Exercise
Exact copies of all the lines below are needed, without the pictures.

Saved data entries
──────────

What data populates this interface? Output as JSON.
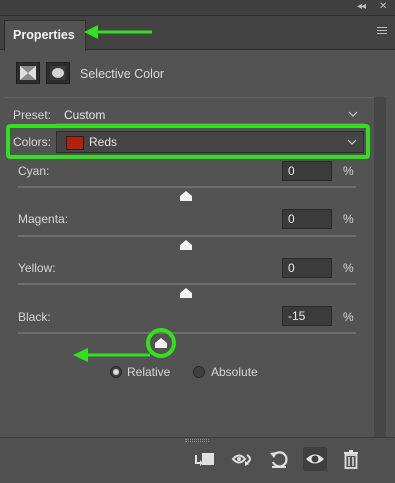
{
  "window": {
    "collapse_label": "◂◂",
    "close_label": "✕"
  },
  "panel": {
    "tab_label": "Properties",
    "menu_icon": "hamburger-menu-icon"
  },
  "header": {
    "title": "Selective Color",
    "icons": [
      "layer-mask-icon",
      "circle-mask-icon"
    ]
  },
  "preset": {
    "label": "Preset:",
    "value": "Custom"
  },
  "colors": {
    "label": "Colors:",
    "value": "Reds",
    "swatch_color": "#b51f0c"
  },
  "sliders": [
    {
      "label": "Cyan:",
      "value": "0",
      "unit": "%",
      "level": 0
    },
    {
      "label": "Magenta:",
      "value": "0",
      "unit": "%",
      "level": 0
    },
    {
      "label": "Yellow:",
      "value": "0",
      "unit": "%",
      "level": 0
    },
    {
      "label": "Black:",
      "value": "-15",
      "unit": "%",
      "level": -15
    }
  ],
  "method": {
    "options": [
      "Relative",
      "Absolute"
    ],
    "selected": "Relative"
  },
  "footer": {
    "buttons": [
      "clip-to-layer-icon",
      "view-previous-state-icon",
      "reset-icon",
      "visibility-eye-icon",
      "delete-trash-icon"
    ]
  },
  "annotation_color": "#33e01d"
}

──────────

Output
What data populates this interface? Output as JSON.
{
  "window": {
    "collapse_label": "◂◂",
    "close_label": "✕"
  },
  "panel": {
    "tab_label": "Properties",
    "menu_icon": "hamburger-menu-icon"
  },
  "header": {
    "title": "Selective Color",
    "icons": [
      "layer-mask-icon",
      "circle-mask-icon"
    ]
  },
  "preset": {
    "label": "Preset:",
    "value": "Custom"
  },
  "colors": {
    "label": "Colors:",
    "value": "Reds",
    "swatch_color": "#b51f0c"
  },
  "sliders": [
    {
      "label": "Cyan:",
      "value": "0",
      "unit": "%",
      "level": 0
    },
    {
      "label": "Magenta:",
      "value": "0",
      "unit": "%",
      "level": 0
    },
    {
      "label": "Yellow:",
      "value": "0",
      "unit": "%",
      "level": 0
    },
    {
      "label": "Black:",
      "value": "-15",
      "unit": "%",
      "level": -15
    }
  ],
  "method": {
    "options": [
      "Relative",
      "Absolute"
    ],
    "selected": "Relative"
  },
  "footer": {
    "buttons": [
      "clip-to-layer-icon",
      "view-previous-state-icon",
      "reset-icon",
      "visibility-eye-icon",
      "delete-trash-icon"
    ]
  },
  "annotation_color": "#33e01d"
}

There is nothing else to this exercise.